* What is expected:
Work out how many lines of the data contain "의정부시을" and reply with that number alone.

* Available records:
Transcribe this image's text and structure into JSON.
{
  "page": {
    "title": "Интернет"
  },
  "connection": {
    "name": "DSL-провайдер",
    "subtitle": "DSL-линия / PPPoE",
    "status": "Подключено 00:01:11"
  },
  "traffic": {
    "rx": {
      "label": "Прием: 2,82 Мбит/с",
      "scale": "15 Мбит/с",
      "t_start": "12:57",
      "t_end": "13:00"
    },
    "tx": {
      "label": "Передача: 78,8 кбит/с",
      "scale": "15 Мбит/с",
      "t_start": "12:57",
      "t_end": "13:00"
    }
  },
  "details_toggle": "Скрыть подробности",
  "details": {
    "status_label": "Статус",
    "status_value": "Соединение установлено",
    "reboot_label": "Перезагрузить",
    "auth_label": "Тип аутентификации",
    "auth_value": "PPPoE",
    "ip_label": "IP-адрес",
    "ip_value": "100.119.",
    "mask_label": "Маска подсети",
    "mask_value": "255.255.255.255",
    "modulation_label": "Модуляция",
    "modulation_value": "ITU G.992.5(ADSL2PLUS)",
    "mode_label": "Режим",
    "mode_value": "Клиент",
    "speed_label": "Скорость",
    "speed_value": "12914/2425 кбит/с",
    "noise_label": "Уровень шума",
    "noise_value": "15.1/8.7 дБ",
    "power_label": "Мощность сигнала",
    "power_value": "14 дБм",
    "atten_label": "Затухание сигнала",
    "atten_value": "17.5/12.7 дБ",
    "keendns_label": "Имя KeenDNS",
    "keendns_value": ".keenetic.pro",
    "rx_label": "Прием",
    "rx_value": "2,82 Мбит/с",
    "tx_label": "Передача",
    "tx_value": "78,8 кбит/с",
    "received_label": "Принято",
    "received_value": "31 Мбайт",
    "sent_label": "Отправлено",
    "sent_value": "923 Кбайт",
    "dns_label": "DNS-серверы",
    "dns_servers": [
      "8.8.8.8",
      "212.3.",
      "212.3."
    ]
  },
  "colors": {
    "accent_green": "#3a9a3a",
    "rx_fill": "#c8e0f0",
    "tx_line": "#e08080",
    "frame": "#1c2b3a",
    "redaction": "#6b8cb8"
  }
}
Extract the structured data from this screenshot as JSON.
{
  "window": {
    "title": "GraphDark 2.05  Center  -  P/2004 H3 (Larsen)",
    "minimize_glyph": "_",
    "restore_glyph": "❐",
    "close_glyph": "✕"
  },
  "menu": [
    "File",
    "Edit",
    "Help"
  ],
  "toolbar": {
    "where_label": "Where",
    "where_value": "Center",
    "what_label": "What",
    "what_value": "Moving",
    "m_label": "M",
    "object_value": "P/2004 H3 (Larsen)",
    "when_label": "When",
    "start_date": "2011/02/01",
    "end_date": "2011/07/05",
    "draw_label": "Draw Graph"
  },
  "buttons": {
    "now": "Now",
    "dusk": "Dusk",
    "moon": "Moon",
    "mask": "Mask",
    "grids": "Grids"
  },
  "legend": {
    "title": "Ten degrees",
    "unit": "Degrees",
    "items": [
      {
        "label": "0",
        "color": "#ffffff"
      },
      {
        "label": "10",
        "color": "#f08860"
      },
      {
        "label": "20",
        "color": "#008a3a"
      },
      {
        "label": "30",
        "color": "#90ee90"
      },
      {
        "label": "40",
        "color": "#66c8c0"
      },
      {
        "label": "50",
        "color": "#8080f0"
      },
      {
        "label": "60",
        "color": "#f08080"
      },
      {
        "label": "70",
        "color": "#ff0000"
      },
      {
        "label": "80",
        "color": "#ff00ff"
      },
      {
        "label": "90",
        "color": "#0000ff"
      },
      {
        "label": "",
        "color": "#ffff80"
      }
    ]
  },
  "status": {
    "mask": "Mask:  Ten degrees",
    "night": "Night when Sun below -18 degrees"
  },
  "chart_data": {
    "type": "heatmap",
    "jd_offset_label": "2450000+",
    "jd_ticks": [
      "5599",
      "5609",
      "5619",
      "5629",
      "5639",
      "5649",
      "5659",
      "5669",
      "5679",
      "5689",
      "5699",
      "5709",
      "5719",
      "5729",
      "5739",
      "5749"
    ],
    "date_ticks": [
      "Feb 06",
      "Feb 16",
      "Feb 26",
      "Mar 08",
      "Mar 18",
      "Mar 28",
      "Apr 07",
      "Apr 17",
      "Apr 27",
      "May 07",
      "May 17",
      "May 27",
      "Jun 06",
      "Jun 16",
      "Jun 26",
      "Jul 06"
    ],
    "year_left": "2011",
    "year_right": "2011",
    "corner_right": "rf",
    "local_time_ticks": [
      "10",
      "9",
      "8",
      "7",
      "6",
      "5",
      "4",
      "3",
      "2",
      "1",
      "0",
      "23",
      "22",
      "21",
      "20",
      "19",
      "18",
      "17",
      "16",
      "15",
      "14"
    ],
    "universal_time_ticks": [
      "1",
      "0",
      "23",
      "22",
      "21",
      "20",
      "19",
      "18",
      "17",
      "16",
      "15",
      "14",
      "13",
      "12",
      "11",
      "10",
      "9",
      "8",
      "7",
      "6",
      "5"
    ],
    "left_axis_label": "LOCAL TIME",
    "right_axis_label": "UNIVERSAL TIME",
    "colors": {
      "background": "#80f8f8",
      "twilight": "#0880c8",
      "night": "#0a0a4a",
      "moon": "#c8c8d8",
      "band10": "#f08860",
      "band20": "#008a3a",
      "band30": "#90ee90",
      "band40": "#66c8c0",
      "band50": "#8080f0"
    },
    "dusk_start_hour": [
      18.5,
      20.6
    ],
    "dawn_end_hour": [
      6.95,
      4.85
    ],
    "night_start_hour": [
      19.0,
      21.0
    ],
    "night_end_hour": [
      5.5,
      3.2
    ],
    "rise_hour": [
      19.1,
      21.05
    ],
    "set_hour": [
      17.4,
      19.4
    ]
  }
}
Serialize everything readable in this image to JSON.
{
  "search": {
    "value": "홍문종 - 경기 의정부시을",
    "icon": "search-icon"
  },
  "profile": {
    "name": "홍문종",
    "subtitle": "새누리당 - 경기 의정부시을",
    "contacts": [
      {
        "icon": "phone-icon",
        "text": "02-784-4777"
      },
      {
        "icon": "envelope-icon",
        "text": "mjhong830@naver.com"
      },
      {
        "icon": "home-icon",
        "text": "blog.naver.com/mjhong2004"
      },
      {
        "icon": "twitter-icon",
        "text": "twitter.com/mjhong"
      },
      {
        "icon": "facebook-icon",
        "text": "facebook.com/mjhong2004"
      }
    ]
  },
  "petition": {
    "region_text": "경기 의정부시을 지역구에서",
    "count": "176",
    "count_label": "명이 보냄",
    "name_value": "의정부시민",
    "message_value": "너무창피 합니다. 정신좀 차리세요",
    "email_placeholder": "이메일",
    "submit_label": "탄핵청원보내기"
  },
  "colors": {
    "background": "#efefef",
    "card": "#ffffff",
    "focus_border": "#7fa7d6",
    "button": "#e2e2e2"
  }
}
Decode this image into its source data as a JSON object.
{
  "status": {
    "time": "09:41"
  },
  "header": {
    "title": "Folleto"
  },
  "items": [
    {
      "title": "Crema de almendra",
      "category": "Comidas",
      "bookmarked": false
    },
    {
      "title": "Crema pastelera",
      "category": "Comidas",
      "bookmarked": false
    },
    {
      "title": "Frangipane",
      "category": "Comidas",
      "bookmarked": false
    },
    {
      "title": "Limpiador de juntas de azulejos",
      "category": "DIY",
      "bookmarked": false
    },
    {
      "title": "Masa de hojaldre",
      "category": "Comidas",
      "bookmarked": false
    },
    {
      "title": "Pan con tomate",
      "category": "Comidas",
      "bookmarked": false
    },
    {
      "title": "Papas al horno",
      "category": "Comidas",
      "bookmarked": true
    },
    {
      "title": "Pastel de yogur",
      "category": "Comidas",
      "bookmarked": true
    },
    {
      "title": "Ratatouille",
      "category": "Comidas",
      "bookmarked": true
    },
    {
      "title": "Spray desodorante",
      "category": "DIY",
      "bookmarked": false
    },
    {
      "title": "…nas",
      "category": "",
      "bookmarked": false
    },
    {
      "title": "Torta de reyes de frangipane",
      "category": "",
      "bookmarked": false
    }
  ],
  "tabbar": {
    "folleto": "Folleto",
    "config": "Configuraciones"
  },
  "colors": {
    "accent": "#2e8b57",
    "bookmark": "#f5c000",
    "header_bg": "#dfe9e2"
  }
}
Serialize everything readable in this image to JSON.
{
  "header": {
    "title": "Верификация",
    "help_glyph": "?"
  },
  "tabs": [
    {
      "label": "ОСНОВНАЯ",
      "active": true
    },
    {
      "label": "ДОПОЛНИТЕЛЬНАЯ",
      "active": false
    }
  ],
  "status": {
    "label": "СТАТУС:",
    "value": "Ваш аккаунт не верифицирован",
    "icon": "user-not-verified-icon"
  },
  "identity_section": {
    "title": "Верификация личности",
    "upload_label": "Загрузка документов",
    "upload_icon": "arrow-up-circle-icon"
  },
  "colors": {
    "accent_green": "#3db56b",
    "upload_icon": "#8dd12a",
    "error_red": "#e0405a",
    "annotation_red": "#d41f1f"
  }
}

* Answer box:
3